Council accuses Clarkson’s Farm of ‘misleading’ depiction of planning meeting amid viewer backlash

Council accuses Clarkson’s Farm of ‘misleading’ depiction of planning meeting amid viewer backlash

An Oxfordshire council has hit back at the way a planning meeting was depicted in an episode of hit Amazon show Clarkson’s Farm.

Viewers accused the authority of being “short-sighted” and “pen pushing” after the series - which follows Jeremy Clarkson’s trials and tribulations as he runs farm Diddly Squat in the Cotswolds - showed councillors refuse the former Top Gear star’s application to launch a restaurant on his land.

West Oxfordshire District Council has now issued a statement defending itself, describing the show’s depiction as “misleading”.

The council said series two of Clarkson’s Farm promoted a “narrative...that the council has a vendetta against Mr Clarkson”.

Episode five of the show, entitled ‘Council-ing’, shows Clarkson attending a council Planning Committee meeting to discuss his proposal to turn an existing building into a restaurant, which would offer food produced by a co-operative of local farmers.

“In our head, the restaurant plan made sense,” Clarkson says before the meeting. “It would help the soil, it would help local farmers and local businesses, and it would help us offset the dwindling government subsidies.”

Councillors vote against the proposal (Amazon Prime/Clarkson’s Farm)
Councillors vote against the proposal (Amazon Prime/Clarkson’s Farm)

He said farmers have been told to “diversify” to survive financial constraints on the industry, adding: “That is exactly what this proposal is. It is diversification of a farming business.”

Councillors voted overwhelmingly to refuse the plans.

Fans criticised the decision on social media, describing the committee as “short-sighted” and “a bunch of pen pushing jobsworths”, accusing councillors of having “already made up their mind”.

A petition launched online to “save Diddly Squat Farm from planning injustice” has now garnered almost 160,000 signatures.

It accuses WODC of “not supporting Diddly Squat Farm becoming a successful local business by making planning decision based on bias towards Jeremy Clarkson”.

In a statement issued to the Oxford Mail, a West Oxfordshire District Council spokesperson has responded to the criticism it faces, saying: “The planning meeting shown in Clarkson’s Farm ran for well over an hour but was covered in a matter of minutes in the show.

“Jeremy Clarkson appeared to be frustrated by the council’s refusal of his proposal

Jeremy Clarkson reacts (Amazon Prime/Clarkson’s Farm)
Jeremy Clarkson reacts (Amazon Prime/Clarkson’s Farm)

“This meant that a lot of discussion from the meeting was missed, including a lot of very relevant legal planning advice and discussion that informed the decision taken by councillors.

“The ‘dark skies’ argument that featured in the programme was a very small part of the overall discussion and was not the reason for refusal of planning permission.

“Officers and councillors have to make some difficult decisions based on national planning related laws and guidance alongside local policies.
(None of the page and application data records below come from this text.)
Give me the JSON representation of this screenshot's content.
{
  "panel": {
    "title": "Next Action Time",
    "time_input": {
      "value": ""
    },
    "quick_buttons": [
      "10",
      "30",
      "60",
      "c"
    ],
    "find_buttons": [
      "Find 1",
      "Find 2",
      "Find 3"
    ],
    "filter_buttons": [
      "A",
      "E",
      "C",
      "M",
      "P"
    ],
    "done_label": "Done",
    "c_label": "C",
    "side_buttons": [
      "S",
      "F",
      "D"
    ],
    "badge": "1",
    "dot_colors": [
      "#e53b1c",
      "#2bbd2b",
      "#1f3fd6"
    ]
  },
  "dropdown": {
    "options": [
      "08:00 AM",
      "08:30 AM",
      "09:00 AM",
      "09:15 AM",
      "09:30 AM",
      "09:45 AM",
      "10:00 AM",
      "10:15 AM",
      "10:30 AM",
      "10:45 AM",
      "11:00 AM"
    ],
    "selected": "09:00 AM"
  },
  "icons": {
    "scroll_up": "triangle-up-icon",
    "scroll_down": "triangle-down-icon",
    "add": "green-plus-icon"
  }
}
Most applications have their pros and cons - as was obvious with the decisions for Diddly Squat Farm in Clarkson’s Farm.

“Indeed the Council recognised the benefits in the proposal to local farmers and the economy but the proposals did not meet other planning requirements and ultimately, having heard the whole case as opposed to edited highlights, the councillors voted to refuse planning permission.”

The spokesperson added: “Throughout series 2 of Clarkson’s Farm a lot of information was not included, or appears to have been misleading for viewers, leading to the narrative promoted by the series that the council has a vendetta against Mr Clarkson.

“Over recent years, Diddly Squat Farm has had many planning applications approved where they were in line with national and local planning policy and behind the scenes we have worked with the owners and planning agents of Diddly Squat Farm to try and reach a positive outcome where the business can operate within the planning laws and policies and help to support other local farmers. However, we can not force a business to work with us, and when that is the case we can only judge planning applications on what a business submits.

“The council operates in a transparent way so we were happy for the production team to attend the meeting in a way that didn’t obstruct the meeting taking place.”

Responding to the WODC comment, a Clarkson’s Farm spokesperson said: “Naturally not every element of filming makes the final edit of the programmes, however the episode covered both sides of the debate and the outcome of the meeting.”